Gloria M. Chaw1, Dr. Frederick Lam2, and Dr. Steve Sciamanna2. (1) Chevron MolecularDiamond Technologies, Chevron Corporation, 100 Chevron Way, Richmond, CA 94802, (2) MolecularDiamond Technologies, Chevron Corporation, 100 Chevron Way, Richmond, CA 94802

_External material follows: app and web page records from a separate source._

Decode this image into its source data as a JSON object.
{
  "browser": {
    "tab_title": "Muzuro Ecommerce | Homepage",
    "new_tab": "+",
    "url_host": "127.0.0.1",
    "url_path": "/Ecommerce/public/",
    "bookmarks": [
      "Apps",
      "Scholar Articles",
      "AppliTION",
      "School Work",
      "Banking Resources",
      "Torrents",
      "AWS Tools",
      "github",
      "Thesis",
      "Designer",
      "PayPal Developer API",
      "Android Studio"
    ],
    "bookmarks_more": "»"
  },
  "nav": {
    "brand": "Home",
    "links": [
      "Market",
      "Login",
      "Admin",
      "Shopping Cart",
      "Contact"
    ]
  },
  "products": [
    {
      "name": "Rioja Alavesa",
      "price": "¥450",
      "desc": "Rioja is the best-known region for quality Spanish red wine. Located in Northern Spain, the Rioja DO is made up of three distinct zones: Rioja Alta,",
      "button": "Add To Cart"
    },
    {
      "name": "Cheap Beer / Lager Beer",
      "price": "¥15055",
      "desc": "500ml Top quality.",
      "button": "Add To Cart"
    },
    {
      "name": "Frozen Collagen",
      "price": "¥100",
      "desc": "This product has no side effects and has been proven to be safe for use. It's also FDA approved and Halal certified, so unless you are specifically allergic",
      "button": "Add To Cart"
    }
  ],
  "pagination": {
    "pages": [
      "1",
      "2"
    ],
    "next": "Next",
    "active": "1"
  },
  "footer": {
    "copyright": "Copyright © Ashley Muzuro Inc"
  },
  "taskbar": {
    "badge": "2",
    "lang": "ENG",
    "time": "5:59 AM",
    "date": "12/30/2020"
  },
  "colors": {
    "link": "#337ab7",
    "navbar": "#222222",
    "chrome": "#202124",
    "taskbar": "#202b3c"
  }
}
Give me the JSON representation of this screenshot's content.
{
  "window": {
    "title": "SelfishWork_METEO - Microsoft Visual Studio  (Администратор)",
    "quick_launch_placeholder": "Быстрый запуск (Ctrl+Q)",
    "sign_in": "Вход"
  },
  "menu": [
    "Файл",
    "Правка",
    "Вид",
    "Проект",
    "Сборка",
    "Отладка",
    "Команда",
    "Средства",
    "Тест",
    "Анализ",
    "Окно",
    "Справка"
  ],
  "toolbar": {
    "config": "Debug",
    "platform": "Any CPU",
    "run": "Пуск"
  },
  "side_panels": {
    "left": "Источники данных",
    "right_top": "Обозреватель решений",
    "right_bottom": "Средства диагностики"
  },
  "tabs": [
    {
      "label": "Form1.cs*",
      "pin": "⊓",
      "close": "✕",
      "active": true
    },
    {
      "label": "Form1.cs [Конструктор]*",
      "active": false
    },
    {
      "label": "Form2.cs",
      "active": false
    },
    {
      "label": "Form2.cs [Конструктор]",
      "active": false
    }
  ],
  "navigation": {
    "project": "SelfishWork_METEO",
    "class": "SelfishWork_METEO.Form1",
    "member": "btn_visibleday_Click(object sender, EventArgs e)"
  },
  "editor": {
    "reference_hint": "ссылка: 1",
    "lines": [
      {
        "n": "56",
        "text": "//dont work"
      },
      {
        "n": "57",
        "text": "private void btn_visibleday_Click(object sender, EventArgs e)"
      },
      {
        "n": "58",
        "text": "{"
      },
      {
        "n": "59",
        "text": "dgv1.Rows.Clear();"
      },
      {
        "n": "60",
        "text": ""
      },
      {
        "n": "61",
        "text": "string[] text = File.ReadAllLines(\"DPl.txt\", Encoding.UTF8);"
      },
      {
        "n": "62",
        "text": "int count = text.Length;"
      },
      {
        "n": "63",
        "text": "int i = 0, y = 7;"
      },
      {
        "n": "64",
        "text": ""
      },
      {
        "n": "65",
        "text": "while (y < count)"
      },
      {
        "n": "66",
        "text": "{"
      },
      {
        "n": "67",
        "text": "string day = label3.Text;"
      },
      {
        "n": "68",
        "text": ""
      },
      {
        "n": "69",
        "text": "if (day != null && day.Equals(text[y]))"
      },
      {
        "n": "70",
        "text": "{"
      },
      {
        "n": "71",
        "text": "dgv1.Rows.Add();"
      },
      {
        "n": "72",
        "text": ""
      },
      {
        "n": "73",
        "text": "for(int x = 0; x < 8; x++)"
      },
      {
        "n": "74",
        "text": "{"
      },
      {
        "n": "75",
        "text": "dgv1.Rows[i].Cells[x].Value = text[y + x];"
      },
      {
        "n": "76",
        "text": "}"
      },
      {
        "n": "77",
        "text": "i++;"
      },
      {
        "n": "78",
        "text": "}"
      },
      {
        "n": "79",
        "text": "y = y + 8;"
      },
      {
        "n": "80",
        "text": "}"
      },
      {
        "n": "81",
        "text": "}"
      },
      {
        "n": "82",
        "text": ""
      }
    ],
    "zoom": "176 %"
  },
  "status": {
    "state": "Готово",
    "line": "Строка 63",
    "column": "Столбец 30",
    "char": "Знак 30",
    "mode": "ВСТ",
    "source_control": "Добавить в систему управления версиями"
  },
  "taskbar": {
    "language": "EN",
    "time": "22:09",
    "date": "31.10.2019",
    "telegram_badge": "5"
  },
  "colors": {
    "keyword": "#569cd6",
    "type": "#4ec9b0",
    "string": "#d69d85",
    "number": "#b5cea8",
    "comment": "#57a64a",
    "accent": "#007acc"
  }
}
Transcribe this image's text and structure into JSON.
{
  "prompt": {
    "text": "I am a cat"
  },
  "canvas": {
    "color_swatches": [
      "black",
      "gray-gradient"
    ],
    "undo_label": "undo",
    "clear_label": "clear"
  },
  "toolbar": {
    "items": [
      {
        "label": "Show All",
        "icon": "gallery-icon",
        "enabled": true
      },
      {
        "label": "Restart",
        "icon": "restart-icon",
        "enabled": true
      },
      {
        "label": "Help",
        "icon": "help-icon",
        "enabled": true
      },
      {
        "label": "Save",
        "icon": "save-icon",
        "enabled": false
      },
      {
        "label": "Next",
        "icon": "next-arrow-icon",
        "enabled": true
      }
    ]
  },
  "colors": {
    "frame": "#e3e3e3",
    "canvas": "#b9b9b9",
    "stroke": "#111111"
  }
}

Recently, Chevron's MolecularDiamond Technologies (MDT) business unit made a groundbreaking discovery by isolating from petroleum a new class of carbon-based nanomaterials called higher diamondoids. Subsequently, MDT developed processes to isolate lower diamondoids in large quantities from petroleum. Diamondoids are diamond molecules which have untapped potential to affect multiple industries such as energy, electronics, biopharmaceuticals, aerospace, plastics, and even consumer goods. MDT's discovery of higher diamondoids was first reported in Science magazine (January 3, 2003) and was named one of the Top Ten Highlights in Material Science in 2002 by C&E News. Unlike fullerenes or carbon nanotubes, diamondoids have the same internal carbon framework as diamond. Diamondoids exist in a myriad of shapes (e.g., rods, discs, screws) and sizes including unusual and resolvable chiral (right- and left-handed) forms. Higher diamondoids (having 4 or more carbon cages) and lower diamondoids (having 3 or less cages) are readily derivatized and polymerizable, thus allowing their properties to be engineered at the molecular level for desired applications. Through R&D collaborations, MDT is focused on determining the intrinsic properties of diamondoids, performance characteristics of diamondoid-containing materials, and exploratory “proof of concept” applications that will be enabled by diamondoids. Currently MDT has over 35 R&D collaborations underway with some of the world's leading universities and laboratories, including Stanford, UC Berkeley, UC Irvine, Case Western, Lawrence Berkeley National Laboratory, and the US Navy. MDT has also developed over ten commercial partnerships in the bio-medical, specialty materials, polymer, and cosmetics industries.

MDT researchers have scaled up production of diamondoids in sufficient quantities so that, for possibly the first time, application research and development can be conducted on the full range of lower diamondoids and some of the higher diamondoids.

MDT has established a strong intellectual property portfolio with over 25 patents filed (7 issued), including composition of matter patents for higher diamondoids and patents for the production, derivatization and specific applications for both higher and lower diamondoids.



Web Page: www.moleculardiamond.com